Research carried out at Pennsylvania State University looked at reports published between 1996 and 2011 to determine the role of partial sleep deprivation on weight management.
The study, published in the Journal of the Academy of Nutrition and Dietetics, pointed to figures that show over 35 per cent of US adults are obese and more than 28 per cent achieve less than six hours' sleep each night.
Scientists analysing the data spanning 15 years took into account energy intake, energy expenditure and measurements of the hormones ghrelin, leptin, insulin, glucose and cortisol to draw up their conclusions.
Reduced insulin sensitivity was identified among those who were partially sleep deprived, as well as increases in ghrelin and declines in leptin, which influenced participants' energy intake.
Dr Sharon Nickols-Richardson, lead investigator of the study, said: "Changes in these hormones coinciding with an energy-reduced diet paired with changes in response to partial sleep deprivation may be expected to increase ghrelin and decrease leptin concentrations even further to promote hunger."
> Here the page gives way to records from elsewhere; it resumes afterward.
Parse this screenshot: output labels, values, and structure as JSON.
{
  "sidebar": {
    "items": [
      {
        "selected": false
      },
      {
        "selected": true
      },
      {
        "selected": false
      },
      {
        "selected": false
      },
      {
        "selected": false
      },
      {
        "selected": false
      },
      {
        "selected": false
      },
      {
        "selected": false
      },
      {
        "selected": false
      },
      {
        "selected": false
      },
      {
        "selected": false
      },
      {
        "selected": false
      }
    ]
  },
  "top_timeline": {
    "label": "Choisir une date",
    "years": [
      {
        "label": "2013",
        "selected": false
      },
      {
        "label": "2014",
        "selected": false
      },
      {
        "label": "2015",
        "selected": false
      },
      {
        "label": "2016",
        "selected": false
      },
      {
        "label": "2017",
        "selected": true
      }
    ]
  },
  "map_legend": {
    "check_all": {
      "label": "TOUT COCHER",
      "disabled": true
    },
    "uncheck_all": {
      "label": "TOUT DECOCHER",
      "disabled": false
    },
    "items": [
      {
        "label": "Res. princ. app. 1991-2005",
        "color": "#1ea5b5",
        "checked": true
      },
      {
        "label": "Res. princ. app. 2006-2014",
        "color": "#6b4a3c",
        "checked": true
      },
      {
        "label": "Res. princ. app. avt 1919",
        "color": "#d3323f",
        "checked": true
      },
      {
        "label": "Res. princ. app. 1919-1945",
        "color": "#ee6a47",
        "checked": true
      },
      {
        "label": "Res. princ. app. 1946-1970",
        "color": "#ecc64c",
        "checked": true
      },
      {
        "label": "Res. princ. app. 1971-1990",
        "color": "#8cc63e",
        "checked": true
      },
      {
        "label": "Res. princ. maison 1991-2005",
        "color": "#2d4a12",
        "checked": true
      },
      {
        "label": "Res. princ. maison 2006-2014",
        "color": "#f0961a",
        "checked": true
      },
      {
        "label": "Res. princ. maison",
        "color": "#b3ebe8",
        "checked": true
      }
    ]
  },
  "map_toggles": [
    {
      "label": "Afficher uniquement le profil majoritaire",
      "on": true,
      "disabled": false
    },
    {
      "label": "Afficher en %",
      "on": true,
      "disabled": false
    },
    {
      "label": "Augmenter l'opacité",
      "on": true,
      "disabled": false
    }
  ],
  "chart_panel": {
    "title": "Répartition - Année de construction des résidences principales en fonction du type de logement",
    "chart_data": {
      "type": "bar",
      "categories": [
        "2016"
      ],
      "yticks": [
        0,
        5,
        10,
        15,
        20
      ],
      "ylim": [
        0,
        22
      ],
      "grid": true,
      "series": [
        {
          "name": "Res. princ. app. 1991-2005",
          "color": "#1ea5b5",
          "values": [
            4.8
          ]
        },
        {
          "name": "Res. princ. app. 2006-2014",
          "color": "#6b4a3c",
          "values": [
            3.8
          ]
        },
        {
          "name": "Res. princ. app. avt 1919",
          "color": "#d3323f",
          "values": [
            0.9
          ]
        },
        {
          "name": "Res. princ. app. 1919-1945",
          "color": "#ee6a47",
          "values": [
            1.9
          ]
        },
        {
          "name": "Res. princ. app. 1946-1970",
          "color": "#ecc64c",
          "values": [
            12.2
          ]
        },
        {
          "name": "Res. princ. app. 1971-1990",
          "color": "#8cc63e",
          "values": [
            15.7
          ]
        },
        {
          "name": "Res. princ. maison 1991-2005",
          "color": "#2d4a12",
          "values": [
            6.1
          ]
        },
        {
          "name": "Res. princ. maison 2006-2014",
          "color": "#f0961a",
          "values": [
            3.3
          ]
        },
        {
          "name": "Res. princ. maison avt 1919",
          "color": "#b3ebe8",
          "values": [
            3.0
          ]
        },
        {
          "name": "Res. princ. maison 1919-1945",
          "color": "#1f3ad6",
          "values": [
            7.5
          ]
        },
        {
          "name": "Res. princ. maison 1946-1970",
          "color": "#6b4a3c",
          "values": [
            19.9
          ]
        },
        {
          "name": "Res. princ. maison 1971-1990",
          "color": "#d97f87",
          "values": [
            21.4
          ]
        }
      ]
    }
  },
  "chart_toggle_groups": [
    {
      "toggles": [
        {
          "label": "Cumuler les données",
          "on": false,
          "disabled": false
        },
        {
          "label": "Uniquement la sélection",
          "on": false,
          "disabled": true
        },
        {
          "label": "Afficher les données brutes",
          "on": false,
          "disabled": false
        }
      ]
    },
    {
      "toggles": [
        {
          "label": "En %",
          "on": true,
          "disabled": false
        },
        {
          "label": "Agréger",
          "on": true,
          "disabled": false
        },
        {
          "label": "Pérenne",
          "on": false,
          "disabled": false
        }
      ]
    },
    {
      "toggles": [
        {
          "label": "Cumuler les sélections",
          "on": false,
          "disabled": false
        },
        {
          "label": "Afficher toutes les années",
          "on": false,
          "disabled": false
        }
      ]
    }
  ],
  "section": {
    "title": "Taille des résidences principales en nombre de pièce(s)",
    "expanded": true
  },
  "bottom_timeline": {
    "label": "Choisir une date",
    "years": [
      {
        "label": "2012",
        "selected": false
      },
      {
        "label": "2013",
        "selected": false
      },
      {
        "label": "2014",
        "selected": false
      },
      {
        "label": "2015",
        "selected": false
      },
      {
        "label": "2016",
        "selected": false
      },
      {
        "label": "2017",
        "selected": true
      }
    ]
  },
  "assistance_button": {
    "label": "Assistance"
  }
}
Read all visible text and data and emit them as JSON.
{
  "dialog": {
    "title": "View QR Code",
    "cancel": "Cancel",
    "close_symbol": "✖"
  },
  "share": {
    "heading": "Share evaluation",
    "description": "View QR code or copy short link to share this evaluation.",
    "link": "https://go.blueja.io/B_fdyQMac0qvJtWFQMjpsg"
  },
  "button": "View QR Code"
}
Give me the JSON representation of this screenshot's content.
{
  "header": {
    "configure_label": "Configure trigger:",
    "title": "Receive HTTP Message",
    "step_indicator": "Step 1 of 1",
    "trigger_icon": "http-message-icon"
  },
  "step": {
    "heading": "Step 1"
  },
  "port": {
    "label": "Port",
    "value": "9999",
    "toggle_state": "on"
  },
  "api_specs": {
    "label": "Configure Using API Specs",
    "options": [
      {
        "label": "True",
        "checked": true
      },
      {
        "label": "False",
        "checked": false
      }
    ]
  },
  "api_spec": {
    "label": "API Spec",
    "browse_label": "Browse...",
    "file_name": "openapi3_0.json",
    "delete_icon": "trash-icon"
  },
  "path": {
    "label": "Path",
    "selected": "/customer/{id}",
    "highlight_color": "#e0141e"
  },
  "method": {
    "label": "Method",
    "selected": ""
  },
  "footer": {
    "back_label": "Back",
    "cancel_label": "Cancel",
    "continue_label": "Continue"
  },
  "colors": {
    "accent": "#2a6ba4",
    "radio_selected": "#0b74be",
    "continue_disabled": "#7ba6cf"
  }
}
This indicates that people who do not get enough sleep may feel hungrier than their well-slept counterparts, with the paper calling for further research to clarify the relationship between sleep deprivation and weight management.
Recent research highlighted by the NHS shows that 26 per cent of adults in England are obese, as well as one in seven children.
Furthermore, about one in five people have trouble sleeping, with conditions like insomnia, sleep apnoea, depression and illness all impacting on the nation's sleep pattern.
It is recommended that Britons get between six and eight hours of sleep per night, with those in their 70s and above likely to require less than six hours.